BEGIN Given records
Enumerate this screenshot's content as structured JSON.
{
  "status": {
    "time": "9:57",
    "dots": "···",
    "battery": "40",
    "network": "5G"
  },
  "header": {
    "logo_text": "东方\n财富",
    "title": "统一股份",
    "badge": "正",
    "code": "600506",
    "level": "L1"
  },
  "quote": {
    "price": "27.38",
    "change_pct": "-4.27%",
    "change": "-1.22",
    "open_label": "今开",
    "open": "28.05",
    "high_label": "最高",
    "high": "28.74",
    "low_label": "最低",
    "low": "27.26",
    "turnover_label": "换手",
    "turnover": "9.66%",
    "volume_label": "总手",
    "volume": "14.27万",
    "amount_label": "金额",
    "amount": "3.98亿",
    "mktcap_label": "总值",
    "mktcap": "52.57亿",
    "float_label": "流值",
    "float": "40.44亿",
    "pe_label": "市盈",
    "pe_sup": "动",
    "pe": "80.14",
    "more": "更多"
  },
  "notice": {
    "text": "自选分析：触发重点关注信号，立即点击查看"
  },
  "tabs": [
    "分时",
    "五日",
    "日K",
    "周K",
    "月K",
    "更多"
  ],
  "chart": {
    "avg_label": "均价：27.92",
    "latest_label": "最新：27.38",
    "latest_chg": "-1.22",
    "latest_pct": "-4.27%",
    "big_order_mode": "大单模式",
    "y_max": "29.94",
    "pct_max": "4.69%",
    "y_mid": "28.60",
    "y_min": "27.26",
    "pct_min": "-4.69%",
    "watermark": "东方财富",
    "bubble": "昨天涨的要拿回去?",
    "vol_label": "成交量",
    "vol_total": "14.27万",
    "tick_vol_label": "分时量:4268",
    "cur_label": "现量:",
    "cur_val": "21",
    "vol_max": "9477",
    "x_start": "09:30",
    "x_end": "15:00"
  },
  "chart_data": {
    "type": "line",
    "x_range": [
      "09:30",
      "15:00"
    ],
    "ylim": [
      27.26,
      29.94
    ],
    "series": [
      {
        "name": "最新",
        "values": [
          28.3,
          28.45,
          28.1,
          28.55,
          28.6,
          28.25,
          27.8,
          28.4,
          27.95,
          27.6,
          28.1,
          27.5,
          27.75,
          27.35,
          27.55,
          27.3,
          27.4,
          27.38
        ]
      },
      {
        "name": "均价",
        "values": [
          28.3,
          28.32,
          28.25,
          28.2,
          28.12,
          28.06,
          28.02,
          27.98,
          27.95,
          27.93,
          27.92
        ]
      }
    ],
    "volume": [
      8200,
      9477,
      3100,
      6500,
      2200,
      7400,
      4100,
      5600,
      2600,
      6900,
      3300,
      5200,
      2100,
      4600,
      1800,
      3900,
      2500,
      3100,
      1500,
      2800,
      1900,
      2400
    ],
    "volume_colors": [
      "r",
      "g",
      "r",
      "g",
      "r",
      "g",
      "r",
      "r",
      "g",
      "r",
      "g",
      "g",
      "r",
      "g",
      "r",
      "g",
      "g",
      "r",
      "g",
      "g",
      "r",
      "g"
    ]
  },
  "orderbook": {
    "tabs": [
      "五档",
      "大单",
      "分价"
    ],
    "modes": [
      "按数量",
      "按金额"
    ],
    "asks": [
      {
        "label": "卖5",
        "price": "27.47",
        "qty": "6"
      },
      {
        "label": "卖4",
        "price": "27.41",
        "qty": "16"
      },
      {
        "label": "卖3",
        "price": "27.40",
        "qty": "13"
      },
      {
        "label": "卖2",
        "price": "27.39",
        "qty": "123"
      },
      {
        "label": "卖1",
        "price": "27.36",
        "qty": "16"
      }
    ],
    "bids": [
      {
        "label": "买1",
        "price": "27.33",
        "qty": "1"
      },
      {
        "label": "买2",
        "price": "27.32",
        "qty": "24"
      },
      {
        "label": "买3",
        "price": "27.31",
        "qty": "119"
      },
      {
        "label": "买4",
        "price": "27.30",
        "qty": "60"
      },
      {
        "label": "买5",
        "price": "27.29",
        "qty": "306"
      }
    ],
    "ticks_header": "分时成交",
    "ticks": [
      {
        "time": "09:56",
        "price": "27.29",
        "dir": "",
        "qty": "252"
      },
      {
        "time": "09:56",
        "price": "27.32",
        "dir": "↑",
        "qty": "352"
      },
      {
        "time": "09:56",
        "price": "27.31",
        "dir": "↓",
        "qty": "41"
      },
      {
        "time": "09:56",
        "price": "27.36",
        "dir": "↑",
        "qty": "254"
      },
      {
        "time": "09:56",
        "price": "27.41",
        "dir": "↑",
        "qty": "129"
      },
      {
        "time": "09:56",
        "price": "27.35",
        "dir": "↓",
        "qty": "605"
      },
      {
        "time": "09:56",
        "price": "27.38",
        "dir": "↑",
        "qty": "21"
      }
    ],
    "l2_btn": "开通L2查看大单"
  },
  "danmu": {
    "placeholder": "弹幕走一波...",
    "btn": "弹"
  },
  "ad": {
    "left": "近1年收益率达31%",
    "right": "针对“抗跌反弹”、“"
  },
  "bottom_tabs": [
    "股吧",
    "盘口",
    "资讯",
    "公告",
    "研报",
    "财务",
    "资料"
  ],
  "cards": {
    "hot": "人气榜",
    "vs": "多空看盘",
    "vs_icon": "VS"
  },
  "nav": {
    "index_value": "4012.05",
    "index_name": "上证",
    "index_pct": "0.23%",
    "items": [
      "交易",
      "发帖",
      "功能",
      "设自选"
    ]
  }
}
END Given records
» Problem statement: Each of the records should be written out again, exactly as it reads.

» Final answer:
Enumerate this screenshot's content as structured JSON.
{
  "status": {
    "time": "9:57",
    "dots": "···",
    "battery": "40",
    "network": "5G"
  },
  "header": {
    "logo_text": "东方\n财富",
    "title": "统一股份",
    "badge": "正",
    "code": "600506",
    "level": "L1"
  },
  "quote": {
    "price": "27.38",
    "change_pct": "-4.27%",
    "change": "-1.22",
    "open_label": "今开",
    "open": "28.05",
    "high_label": "最高",
    "high": "28.74",
    "low_label": "最低",
    "low": "27.26",
    "turnover_label": "换手",
    "turnover": "9.66%",
    "volume_label": "总手",
    "volume": "14.27万",
    "amount_label": "金额",
    "amount": "3.98亿",
    "mktcap_label": "总值",
    "mktcap": "52.57亿",
    "float_label": "流值",
    "float": "40.44亿",
    "pe_label": "市盈",
    "pe_sup": "动",
    "pe": "80.14",
    "more": "更多"
  },
  "notice": {
    "text": "自选分析：触发重点关注信号，立即点击查看"
  },
  "tabs": [
    "分时",
    "五日",
    "日K",
    "周K",
    "月K",
    "更多"
  ],
  "chart": {
    "avg_label": "均价：27.92",
    "latest_label": "最新：27.38",
    "latest_chg": "-1.22",
    "latest_pct": "-4.27%",
    "big_order_mode": "大单模式",
    "y_max": "29.94",
    "pct_max": "4.69%",
    "y_mid": "28.60",
    "y_min": "27.26",
    "pct_min": "-4.69%",
    "watermark": "东方财富",
    "bubble": "昨天涨的要拿回去?",
    "vol_label": "成交量",
    "vol_total": "14.27万",
    "tick_vol_label": "分时量:4268",
    "cur_label": "现量:",
    "cur_val": "21",
    "vol_max": "9477",
    "x_start": "09:30",
    "x_end": "15:00"
  },
  "chart_data": {
    "type": "line",
    "x_range": [
      "09:30",
      "15:00"
    ],
    "ylim": [
      27.26,
      29.94
    ],
    "series": [
      {
        "name": "最新",
        "values": [
          28.3,
          28.45,
          28.1,
          28.55,
          28.6,
          28.25,
          27.8,
          28.4,
          27.95,
          27.6,
          28.1,
          27.5,
          27.75,
          27.35,
          27.55,
          27.3,
          27.4,
          27.38
        ]
      },
      {
        "name": "均价",
        "values": [
          28.3,
          28.32,
          28.25,
          28.2,
          28.12,
          28.06,
          28.02,
          27.98,
          27.95,
          27.93,
          27.92
        ]
      }
    ],
    "volume": [
      8200,
      9477,
      3100,
      6500,
      2200,
      7400,
      4100,
      5600,
      2600,
      6900,
      3300,
      5200,
      2100,
      4600,
      1800,
      3900,
      2500,
      3100,
      1500,
      2800,
      1900,
      2400
    ],
    "volume_colors": [
      "r",
      "g",
      "r",
      "g",
      "r",
      "g",
      "r",
      "r",
      "g",
      "r",
      "g",
      "g",
      "r",
      "g",
      "r",
      "g",
      "g",
      "r",
      "g",
      "g",
      "r",
      "g"
    ]
  },
  "orderbook": {
    "tabs": [
      "五档",
      "大单",
      "分价"
    ],
    "modes": [
      "按数量",
      "按金额"
    ],
    "asks": [
      {
        "label": "卖5",
        "price": "27.47",
        "qty": "6"
      },
      {
        "label": "卖4",
        "price": "27.41",
        "qty": "16"
      },
      {
        "label": "卖3",
        "price": "27.40",
        "qty": "13"
      },
      {
        "label": "卖2",
        "price": "27.39",
        "qty": "123"
      },
      {
        "label": "卖1",
        "price": "27.36",
        "qty": "16"
      }
    ],
    "bids": [
      {
        "label": "买1",
        "price": "27.33",
        "qty": "1"
      },
      {
        "label": "买2",
        "price": "27.32",
        "qty": "24"
      },
      {
        "label": "买3",
        "price": "27.31",
        "qty": "119"
      },
      {
        "label": "买4",
        "price": "27.30",
        "qty": "60"
      },
      {
        "label": "买5",
        "price": "27.29",
        "qty": "306"
      }
    ],
    "ticks_header": "分时成交",
    "ticks": [
      {
        "time": "09:56",
        "price": "27.29",
        "dir": "",
        "qty": "252"
      },
      {
        "time": "09:56",
        "price": "27.32",
        "dir": "↑",
        "qty": "352"
      },
      {
        "time": "09:56",
        "price": "27.31",
        "dir": "↓",
        "qty": "41"
      },
      {
        "time": "09:56",
        "price": "27.36",
        "dir": "↑",
        "qty": "254"
      },
      {
        "time": "09:56",
        "price": "27.41",
        "dir": "↑",
        "qty": "129"
      },
      {
        "time": "09:56",
        "price": "27.35",
        "dir": "↓",
        "qty": "605"
      },
      {
        "time": "09:56",
        "price": "27.38",
        "dir": "↑",
        "qty": "21"
      }
    ],
    "l2_btn": "开通L2查看大单"
  },
  "danmu": {
    "placeholder": "弹幕走一波...",
    "btn": "弹"
  },
  "ad": {
    "left": "近1年收益率达31%",
    "right": "针对“抗跌反弹”、“"
  },
  "bottom_tabs": [
    "股吧",
    "盘口",
    "资讯",
    "公告",
    "研报",
    "财务",
    "资料"
  ],
  "cards": {
    "hot": "人气榜",
    "vs": "多空看盘",
    "vs_icon": "VS"
  },
  "nav": {
    "index_value": "4012.05",
    "index_name": "上证",
    "index_pct": "0.23%",
    "items": [
      "交易",
      "发帖",
      "功能",
      "设自选"
    ]
  }
}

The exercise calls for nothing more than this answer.